The sight casting fishery is also available all season but it really gets special in August and September. The classic method is to “run the buoys”. Cobia do like structure and you can find them around buoys and the pilings of the CBBT. This is a run and gun approach from structure to structure. If you see cobia, you cast a jig or a live bait to it and sometimes it is worth a cast or two even if you don’t see one. Another approach which is very effective on calm days is to just cruise around the mouth of the bay. The Baltimore Channel on either side of the CBBT is a good area for this. You will often see cobia swimming around in open waters. Cast an eel out in front of it and let the fish eat it. If you are casting jigs, work them fast as this often elicits a reaction strike.
Cobia Get Big
The world record cobia is a 135 pound 9 ounce fish caught off of Australia. The current Virginia record was caught in 2006 by Joseph Berberich, II at York Spit Light. His fish weighed 109 pounds.
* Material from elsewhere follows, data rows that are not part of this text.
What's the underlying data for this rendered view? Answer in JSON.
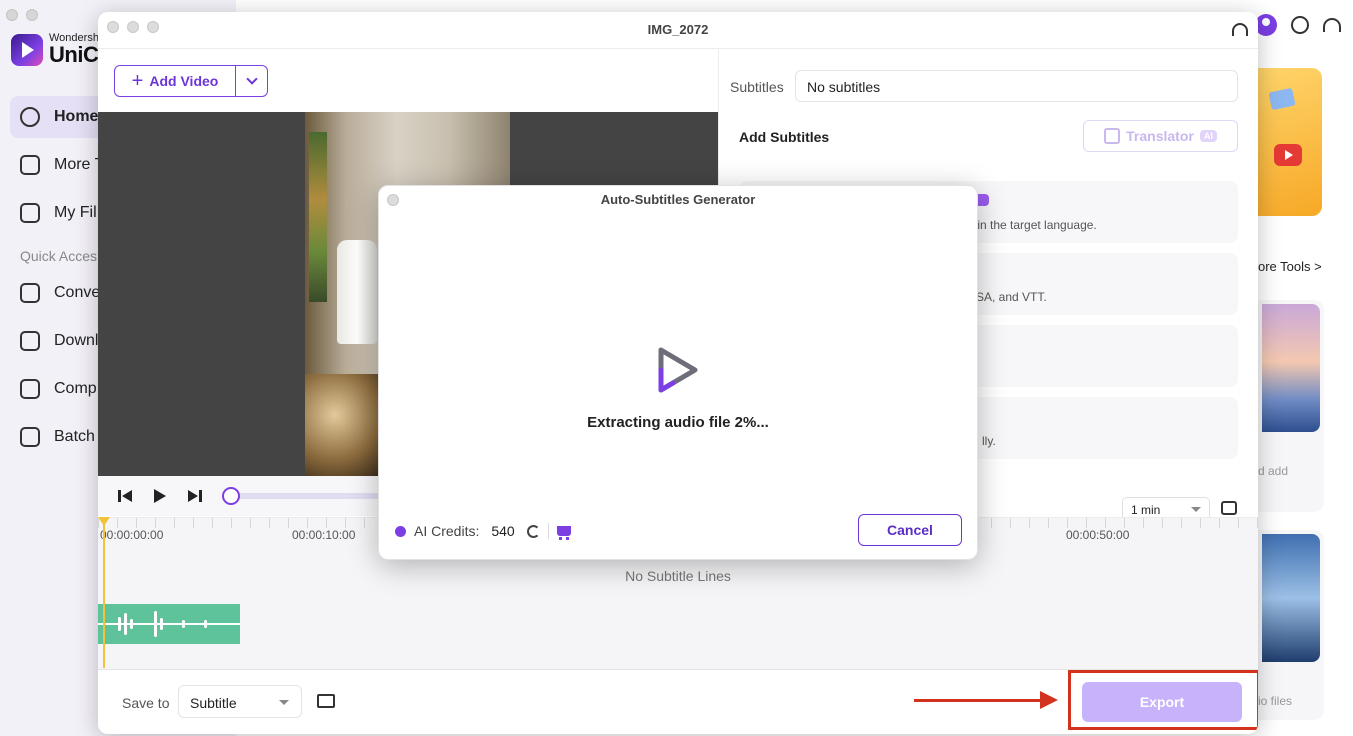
{
  "app": {
    "brand_small": "Wondersh",
    "brand_big": "UniCo",
    "nav": [
      {
        "label": "Home",
        "icon": "home-icon",
        "active": true
      },
      {
        "label": "More T",
        "icon": "toolbox-icon"
      },
      {
        "label": "My Fil",
        "icon": "file-icon"
      }
    ],
    "quick_access_label": "Quick Acces",
    "quick_nav": [
      {
        "label": "Conve",
        "icon": "convert-icon"
      },
      {
        "label": "Downl",
        "icon": "download-icon"
      },
      {
        "label": "Comp",
        "icon": "compress-icon"
      },
      {
        "label": "Batch",
        "icon": "batch-image-icon"
      }
    ],
    "more_tools_link": "ore Tools >",
    "tool_card_1_text": "d add",
    "tool_card_2_text": "io files"
  },
  "editor": {
    "title": "IMG_2072",
    "add_video_label": "Add Video",
    "subtitles_label": "Subtitles",
    "subtitles_value": "No subtitles",
    "add_subtitles_title": "Add Subtitles",
    "translator_label": "Translator",
    "ai_badge": "AI",
    "options": [
      {
        "desc": "s in the target language."
      },
      {
        "desc": "SA, and VTT."
      },
      {
        "desc": ""
      },
      {
        "desc": "lly."
      }
    ],
    "duration_value": "1 min",
    "timeline": {
      "ticks": [
        "00:00:00:00",
        "00:00:10:00",
        "00:00:50:00"
      ],
      "empty_text": "No Subtitle Lines"
    },
    "footer": {
      "save_to_label": "Save to",
      "save_to_value": "Subtitle",
      "export_label": "Export"
    }
  },
  "modal": {
    "title": "Auto-Subtitles Generator",
    "status": "Extracting audio file 2%...",
    "progress_percent": 2,
    "credits_label": "AI Credits:",
    "credits_value": "540",
    "cancel_label": "Cancel"
  },
  "colors": {
    "accent": "#7b3fe4",
    "export_disabled": "#c7b3fb",
    "annotation_red": "#d3321e",
    "audio_track": "#5ec39a",
    "playhead": "#f2c23b"
  }
}
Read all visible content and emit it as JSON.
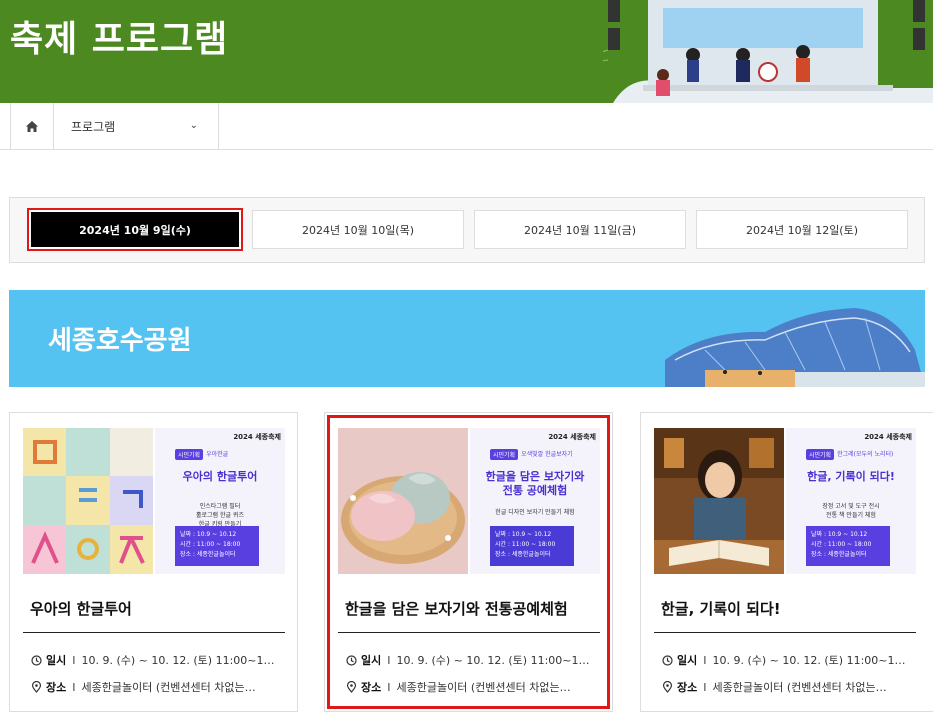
{
  "header": {
    "title": "축제 프로그램"
  },
  "breadcrumb": {
    "home_icon": "home-icon",
    "current": "프로그램"
  },
  "dates": [
    {
      "label": "2024년 10월 9일(수)",
      "active": true
    },
    {
      "label": "2024년 10월 10일(목)",
      "active": false
    },
    {
      "label": "2024년 10월 11일(금)",
      "active": false
    },
    {
      "label": "2024년 10월 12일(토)",
      "active": false
    }
  ],
  "location": {
    "title": "세종호수공원"
  },
  "cards": [
    {
      "title": "우아의 한글투어",
      "promo": {
        "brand": "2024 세종축제",
        "tag": "시민기획",
        "subtag": "우아한글",
        "title": "우아의 한글투어",
        "desc": [
          "인스타그램 필터",
          "홀로그램 한글 퀴즈",
          "한글 키링 만들기"
        ],
        "info": [
          "날짜 : 10.9 ~ 10.12",
          "시간 : 11:00 ~ 18:00",
          "장소 : 세종한글놀이터"
        ]
      },
      "date_label": "일시",
      "date_value": "10. 9. (수) ~ 10. 12. (토) 11:00~1…",
      "place_label": "장소",
      "place_value": "세종한글놀이터 (컨벤션센터 차없는…"
    },
    {
      "title": "한글을 담은 보자기와 전통공예체험",
      "promo": {
        "brand": "2024 세종축제",
        "tag": "시민기획",
        "subtag": "오색빛깔 한글보자기",
        "title": "한글을 담은 보자기와 전통 공예체험",
        "desc": [
          "한글 디자인 보자기 만들기 체험"
        ],
        "info": [
          "날짜 : 10.9 ~ 10.12",
          "시간 : 11:00 ~ 18:00",
          "장소 : 세종한글놀이터"
        ]
      },
      "date_label": "일시",
      "date_value": "10. 9. (수) ~ 10. 12. (토) 11:00~1…",
      "place_label": "장소",
      "place_value": "세종한글놀이터 (컨벤션센터 차없는…"
    },
    {
      "title": "한글, 기록이 되다!",
      "promo": {
        "brand": "2024 세종축제",
        "tag": "시민기획",
        "subtag": "한그레(모두의 노리터)",
        "title": "한글, 기록이 되다!",
        "desc": [
          "장정 고서 및 도구 전시",
          "전통 책 만들기 체험"
        ],
        "info": [
          "날짜 : 10.9 ~ 10.12",
          "시간 : 11:00 ~ 18:00",
          "장소 : 세종한글놀이터"
        ]
      },
      "date_label": "일시",
      "date_value": "10. 9. (수) ~ 10. 12. (토) 11:00~1…",
      "place_label": "장소",
      "place_value": "세종한글놀이터 (컨벤션센터 차없는…"
    }
  ]
}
The Virginia Saltwater Fishing Tournament will issue a trophy citation for a 55-pound cobia or for a 50-inch fish which is released.
Anglers fishing in Virginia are allowed to keep one cobia per day with a minimum size of 37 inches total length.
Some Chesapeake Bay Cobia Spots
Latimer Shoal 37 08′ N, 076 00′ W
Baltimore Channel Hill 37 07′ N, 076 06′ W
Hump 37 10.6′ N, 076 10.3′ W
Rock Pile 37 05.25′ N, 076 16.20′ W
Bluefish Rock 37 04.8′ N, 076 13.6′ W
York Spit 37 12.1′ N, 076 15.3′ W